> [Work to complete]: Search the records for the line with "Output a JSON". Output that line and each line after it, exactly, and stop at the end; omit pictures.

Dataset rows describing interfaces
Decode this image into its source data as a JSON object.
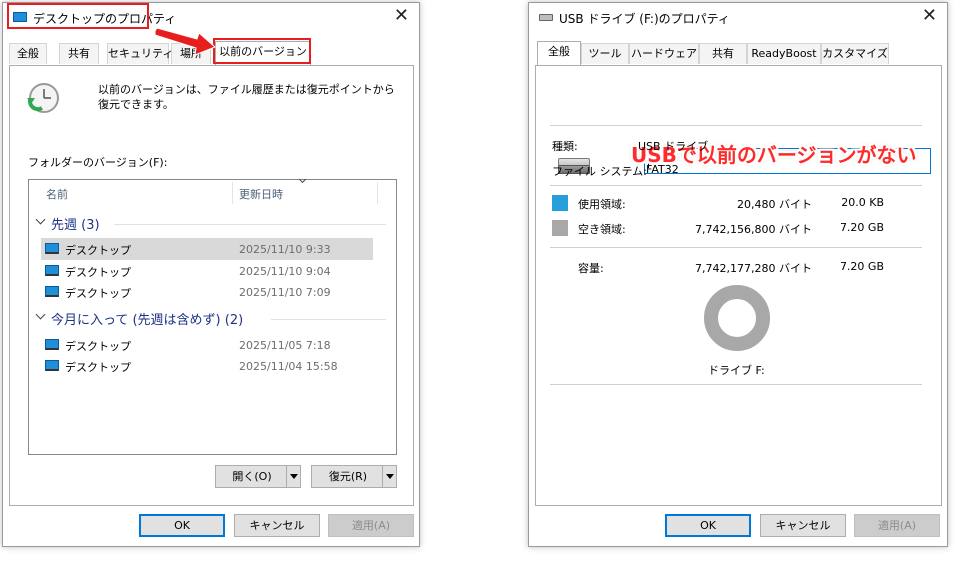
{
  "left_dialog": {
    "title": "デスクトップのプロパティ",
    "tabs": [
      "全般",
      "共有",
      "セキュリティ",
      "場所",
      "以前のバージョン"
    ],
    "active_tab": "以前のバージョン",
    "description": "以前のバージョンは、ファイル履歴または復元ポイントから復元できます。",
    "folder_versions_label": "フォルダーのバージョン(F):",
    "columns": [
      "名前",
      "更新日時"
    ],
    "groups": [
      {
        "header": "先週 (3)",
        "items": [
          {
            "name": "デスクトップ",
            "date": "2025/11/10 9:33"
          },
          {
            "name": "デスクトップ",
            "date": "2025/11/10 9:04"
          },
          {
            "name": "デスクトップ",
            "date": "2025/11/10 7:09"
          }
        ]
      },
      {
        "header": "今月に入って (先週は含めず) (2)",
        "items": [
          {
            "name": "デスクトップ",
            "date": "2025/11/05 7:18"
          },
          {
            "name": "デスクトップ",
            "date": "2025/11/04 15:58"
          }
        ]
      }
    ],
    "open_button": "開く(O)",
    "restore_button": "復元(R)",
    "ok": "OK",
    "cancel": "キャンセル",
    "apply": "適用(A)"
  },
  "right_dialog": {
    "title": "USB ドライブ (F:)のプロパティ",
    "tabs": [
      "全般",
      "ツール",
      "ハードウェア",
      "共有",
      "ReadyBoost",
      "カスタマイズ"
    ],
    "active_tab": "全般",
    "annotation": "USBで以前のバージョンがない",
    "type_label": "種類:",
    "type_value": "USB ドライブ",
    "fs_label": "ファイル システム:",
    "fs_value": "FAT32",
    "used_label": "使用領域:",
    "used_bytes": "20,480 バイト",
    "used_size": "20.0 KB",
    "free_label": "空き領域:",
    "free_bytes": "7,742,156,800 バイト",
    "free_size": "7.20 GB",
    "capacity_label": "容量:",
    "capacity_bytes": "7,742,177,280 バイト",
    "capacity_size": "7.20 GB",
    "drive_label": "ドライブ F:",
    "used_fraction": 2.6e-06,
    "ok": "OK",
    "cancel": "キャンセル",
    "apply": "適用(A)"
  },
  "colors": {
    "used": "#26a0da",
    "free": "#a8a8a8",
    "accent": "#0078d7",
    "highlight": "#e81e1e"
  }
}
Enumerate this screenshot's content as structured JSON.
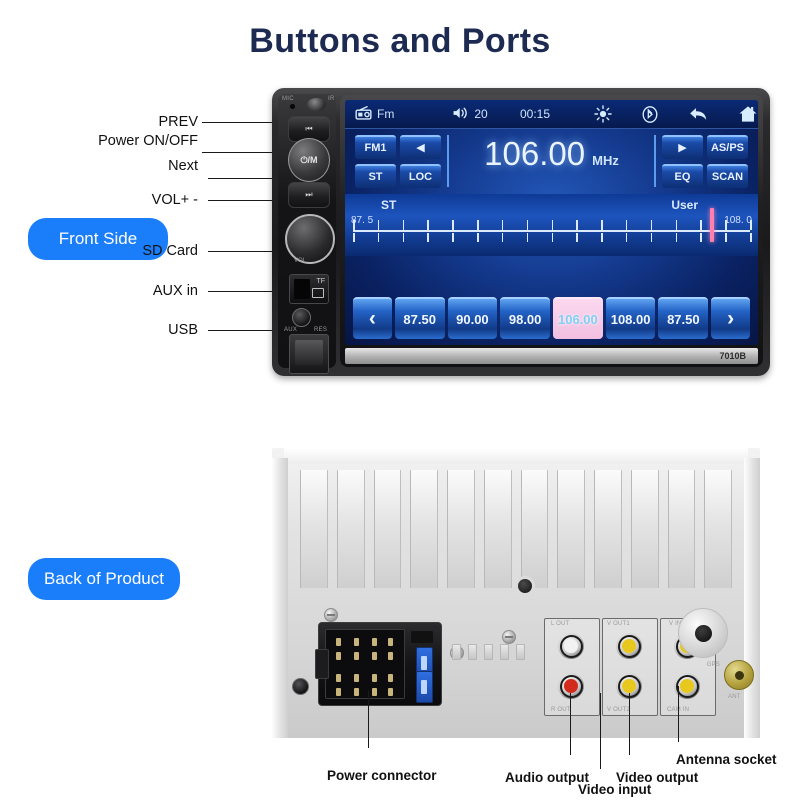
{
  "page": {
    "title": "Buttons and Ports"
  },
  "badges": {
    "front": "Front Side",
    "back": "Back of Product"
  },
  "front_labels": [
    {
      "id": "prev",
      "text": "PREV"
    },
    {
      "id": "power",
      "text": "Power ON/OFF"
    },
    {
      "id": "next",
      "text": "Next"
    },
    {
      "id": "vol",
      "text": "VOL+ -"
    },
    {
      "id": "sdcard",
      "text": "SD Card"
    },
    {
      "id": "auxin",
      "text": "AUX in"
    },
    {
      "id": "usb",
      "text": "USB"
    }
  ],
  "back_labels": [
    {
      "id": "power-connector",
      "text": "Power connector"
    },
    {
      "id": "audio-output",
      "text": "Audio output"
    },
    {
      "id": "video-input",
      "text": "Video input"
    },
    {
      "id": "video-output",
      "text": "Video output"
    },
    {
      "id": "antenna-socket",
      "text": "Antenna socket"
    }
  ],
  "device": {
    "model": "7010B",
    "side_markings": {
      "mic": "MIC",
      "ir": "IR",
      "prev_glyph": "⏮",
      "power_glyph": "⏻/M",
      "next_glyph": "⏭",
      "vol": "VOL",
      "tf": "TF",
      "aux": "AUX",
      "res": "RES"
    }
  },
  "screen": {
    "status_bar": {
      "source_icon": "radio-icon",
      "source_label": "Fm",
      "volume_icon": "speaker-icon",
      "volume_value": "20",
      "clock": "00:15",
      "brightness_icon": "brightness-icon",
      "bluetooth_icon": "bluetooth-icon",
      "back_icon": "back-arrow-icon",
      "home_icon": "home-icon"
    },
    "left_controls": [
      {
        "label": "FM1",
        "name": "band-button"
      },
      {
        "label": "◀",
        "name": "tune-down-button"
      },
      {
        "label": "ST",
        "name": "stereo-button"
      },
      {
        "label": "LOC",
        "name": "local-button"
      }
    ],
    "right_controls": [
      {
        "label": "▶",
        "name": "tune-up-button"
      },
      {
        "label": "AS/PS",
        "name": "autostore-button"
      },
      {
        "label": "EQ",
        "name": "eq-button"
      },
      {
        "label": "SCAN",
        "name": "scan-button"
      }
    ],
    "frequency": {
      "value": "106.00",
      "unit": "MHz"
    },
    "scale": {
      "stereo_tag": "ST",
      "user_tag": "User",
      "min_label": "87. 5",
      "max_label": "108. 0",
      "cursor_percent": 90
    },
    "presets": {
      "prev_glyph": "‹",
      "next_glyph": "›",
      "items": [
        {
          "value": "87.50",
          "active": false
        },
        {
          "value": "90.00",
          "active": false
        },
        {
          "value": "98.00",
          "active": false
        },
        {
          "value": "106.00",
          "active": true
        },
        {
          "value": "108.00",
          "active": false
        },
        {
          "value": "87.50",
          "active": false
        }
      ]
    }
  },
  "colors": {
    "title": "#1d2a52",
    "badge": "#1a7efb",
    "lcd_blue": "#143a8e",
    "preset_active": "#f6c9e6",
    "cursor_pink": "#ff7fb0",
    "antenna_gold": "#b5a23e"
  }
}
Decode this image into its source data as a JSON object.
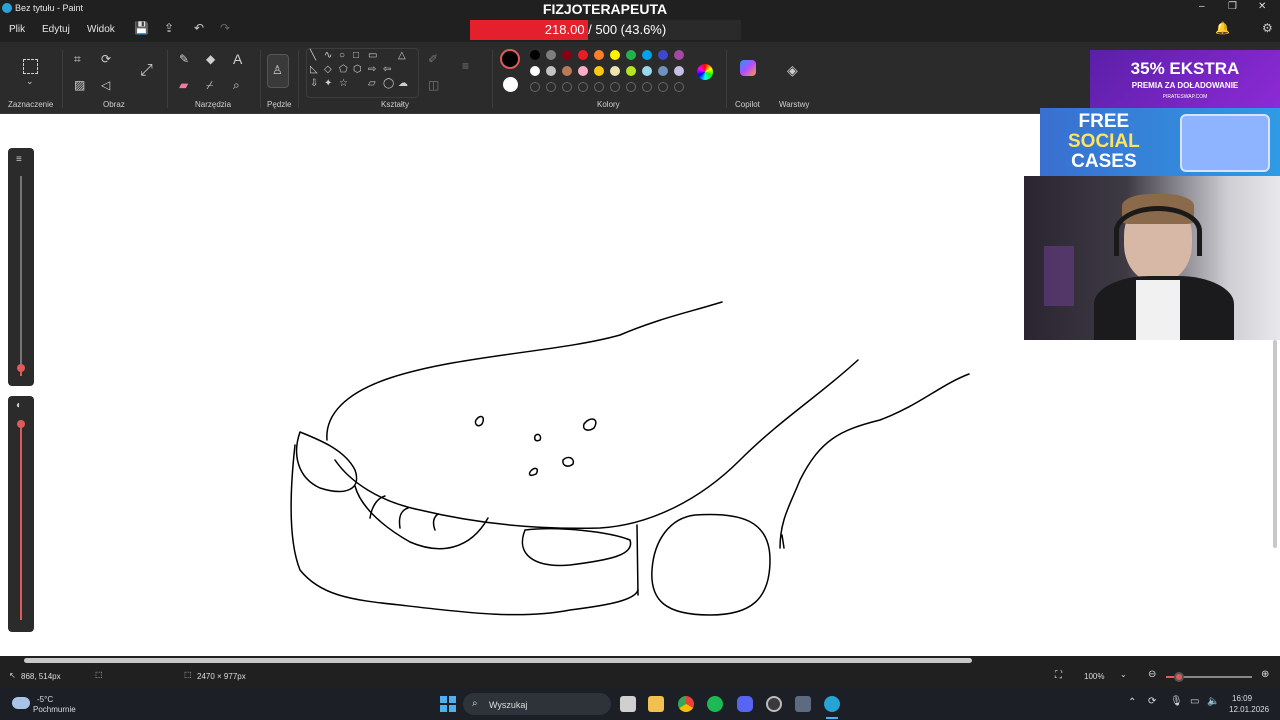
{
  "window": {
    "title": "Bez tytułu - Paint",
    "controls": [
      "–",
      "❐",
      "✕"
    ]
  },
  "menu": {
    "items": [
      "Plik",
      "Edytuj",
      "Widok"
    ]
  },
  "stream": {
    "goal_title": "FIZJOTERAPEUTA",
    "goal_progress": "218.00 / 500 (43.6%)",
    "goal_fraction": 0.436,
    "goal_color": "#e3202c"
  },
  "toolbar": {
    "groups": {
      "selection": "Zaznaczenie",
      "image": "Obraz",
      "tools": "Narzędzia",
      "brushes": "Pędzle",
      "shapes": "Kształty",
      "colors": "Kolory",
      "copilot": "Copilot",
      "layers": "Warstwy"
    },
    "shape_glyphs": [
      "╲",
      "∿",
      "○",
      "□",
      "▭",
      "△",
      "◺",
      "◇",
      "⬠",
      "⬡",
      "⇨",
      "⇦",
      "⇩",
      "✦",
      "☆",
      "▱",
      "◯",
      "☁"
    ],
    "palette_row1": [
      "#000000",
      "#7f7f7f",
      "#880015",
      "#ed1c24",
      "#ff7f27",
      "#fff200",
      "#22b14c",
      "#00a2e8",
      "#3f48cc",
      "#a349a4"
    ],
    "palette_row2": [
      "#ffffff",
      "#c3c3c3",
      "#b97a57",
      "#ffaec9",
      "#ffc90e",
      "#efe4b0",
      "#b5e61d",
      "#99d9ea",
      "#7092be",
      "#c8bfe7"
    ],
    "primary_color": "#000000",
    "secondary_color": "#ffffff"
  },
  "ads": {
    "ad1_main": "35% EKSTRA",
    "ad1_sub": "PREMIA ZA DOŁADOWANIE",
    "ad1_site": "PIRATESWAP.COM",
    "ad2_line1": "FREE",
    "ad2_line2": "SOCIAL",
    "ad2_line3": "CASES"
  },
  "status": {
    "cursor_pos": "868, 514px",
    "canvas_size": "2470 × 977px",
    "zoom": "100%"
  },
  "taskbar": {
    "weather_temp": "-5°C",
    "weather_desc": "Pochmurnie",
    "search_placeholder": "Wyszukaj",
    "time": "16:09",
    "date": "12.01.2026"
  }
}
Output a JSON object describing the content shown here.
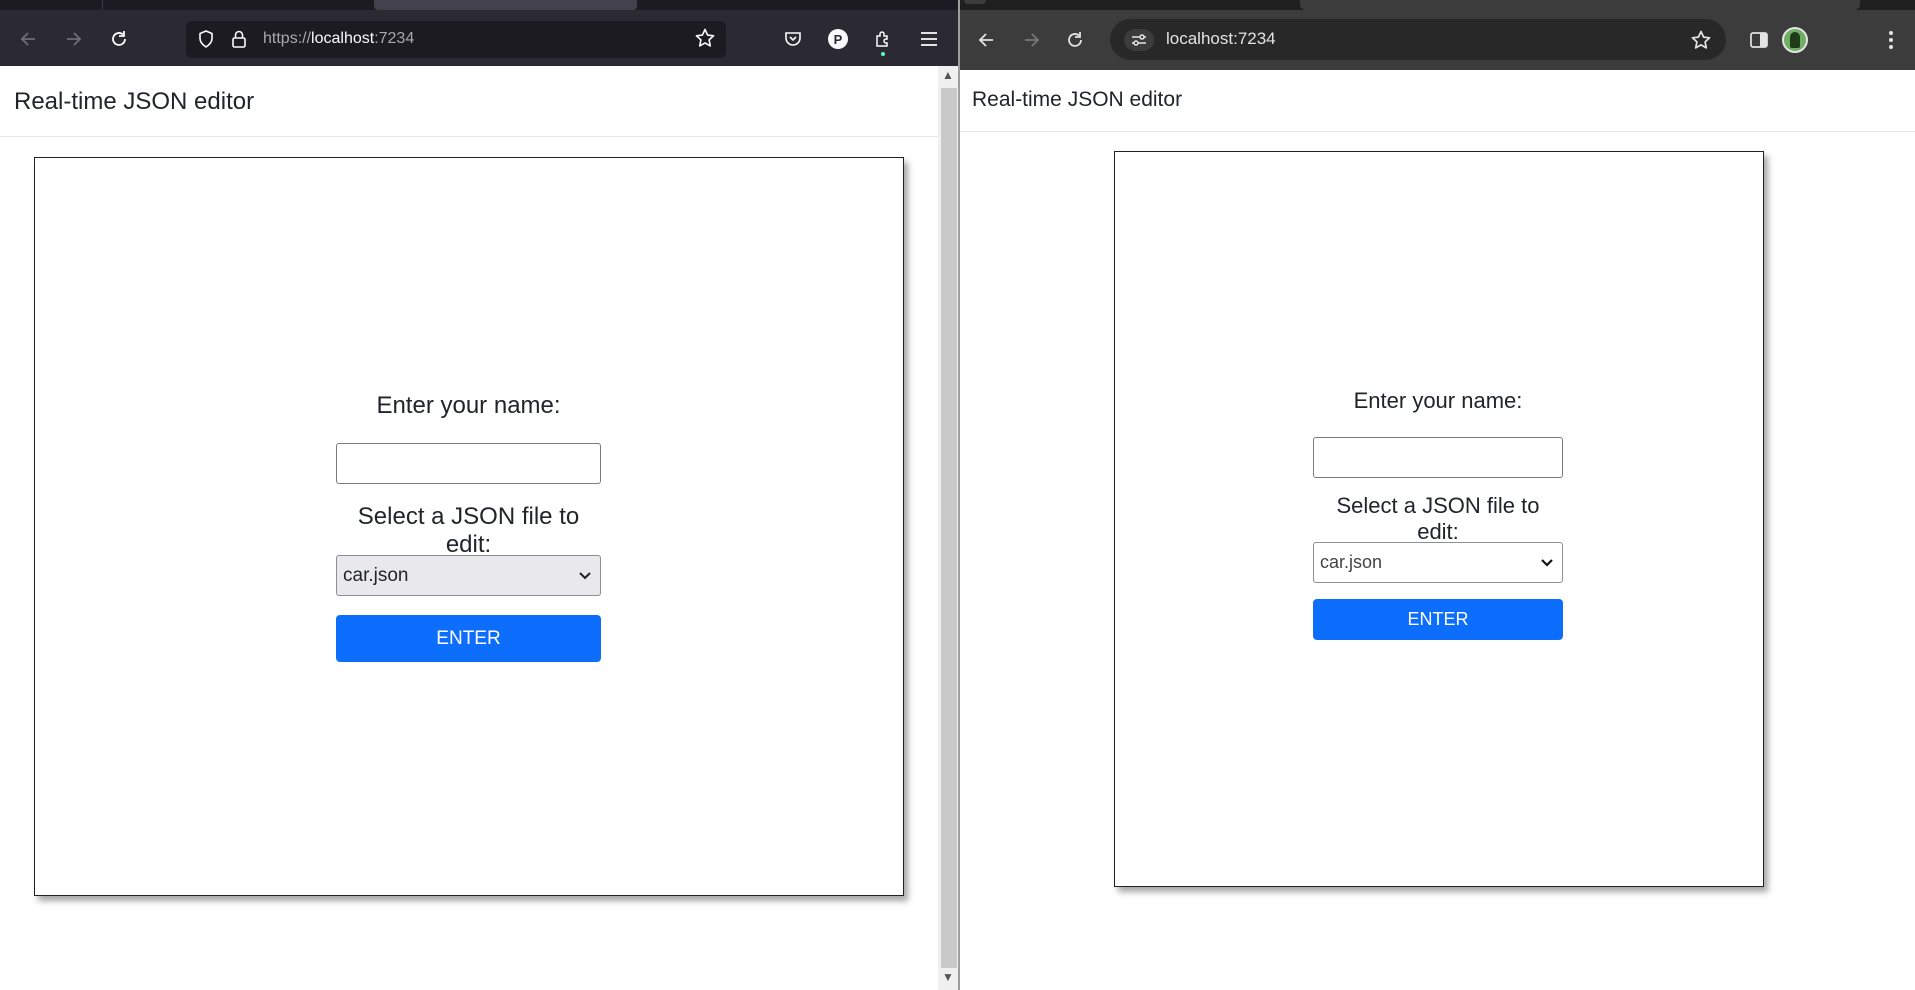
{
  "left_browser": {
    "url_scheme": "https://",
    "url_host": "localhost",
    "url_port": ":7234",
    "profile_initial": "P",
    "app": {
      "title": "Real-time JSON editor",
      "name_label": "Enter your name:",
      "name_value": "",
      "file_label": "Select a JSON file to edit:",
      "file_selected": "car.json",
      "enter_label": "ENTER"
    }
  },
  "right_browser": {
    "url": "localhost:7234",
    "app": {
      "title": "Real-time JSON editor",
      "name_label": "Enter your name:",
      "name_value": "",
      "file_label": "Select a JSON file to edit:",
      "file_selected": "car.json",
      "enter_label": "ENTER"
    }
  },
  "colors": {
    "firefox_toolbar": "#2b2a33",
    "chrome_toolbar": "#3c3c3c",
    "primary_button": "#0d6efd"
  },
  "icons": [
    "back-icon",
    "forward-icon",
    "reload-icon",
    "shield-icon",
    "lock-icon",
    "star-icon",
    "pocket-icon",
    "extensions-icon",
    "menu-icon",
    "site-settings-icon",
    "side-panel-icon",
    "kebab-menu-icon",
    "chevron-down-icon"
  ]
}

> [Result]:
Output a JSON object describing the content shown here.
{
  "left_browser": {
    "url_scheme": "https://",
    "url_host": "localhost",
    "url_port": ":7234",
    "profile_initial": "P",
    "app": {
      "title": "Real-time JSON editor",
      "name_label": "Enter your name:",
      "name_value": "",
      "file_label": "Select a JSON file to edit:",
      "file_selected": "car.json",
      "enter_label": "ENTER"
    }
  },
  "right_browser": {
    "url": "localhost:7234",
    "app": {
      "title": "Real-time JSON editor",
      "name_label": "Enter your name:",
      "name_value": "",
      "file_label": "Select a JSON file to edit:",
      "file_selected": "car.json",
      "enter_label": "ENTER"
    }
  },
  "colors": {
    "firefox_toolbar": "#2b2a33",
    "chrome_toolbar": "#3c3c3c",
    "primary_button": "#0d6efd"
  },
  "icons": [
    "back-icon",
    "forward-icon",
    "reload-icon",
    "shield-icon",
    "lock-icon",
    "star-icon",
    "pocket-icon",
    "extensions-icon",
    "menu-icon",
    "site-settings-icon",
    "side-panel-icon",
    "kebab-menu-icon",
    "chevron-down-icon"
  ]
}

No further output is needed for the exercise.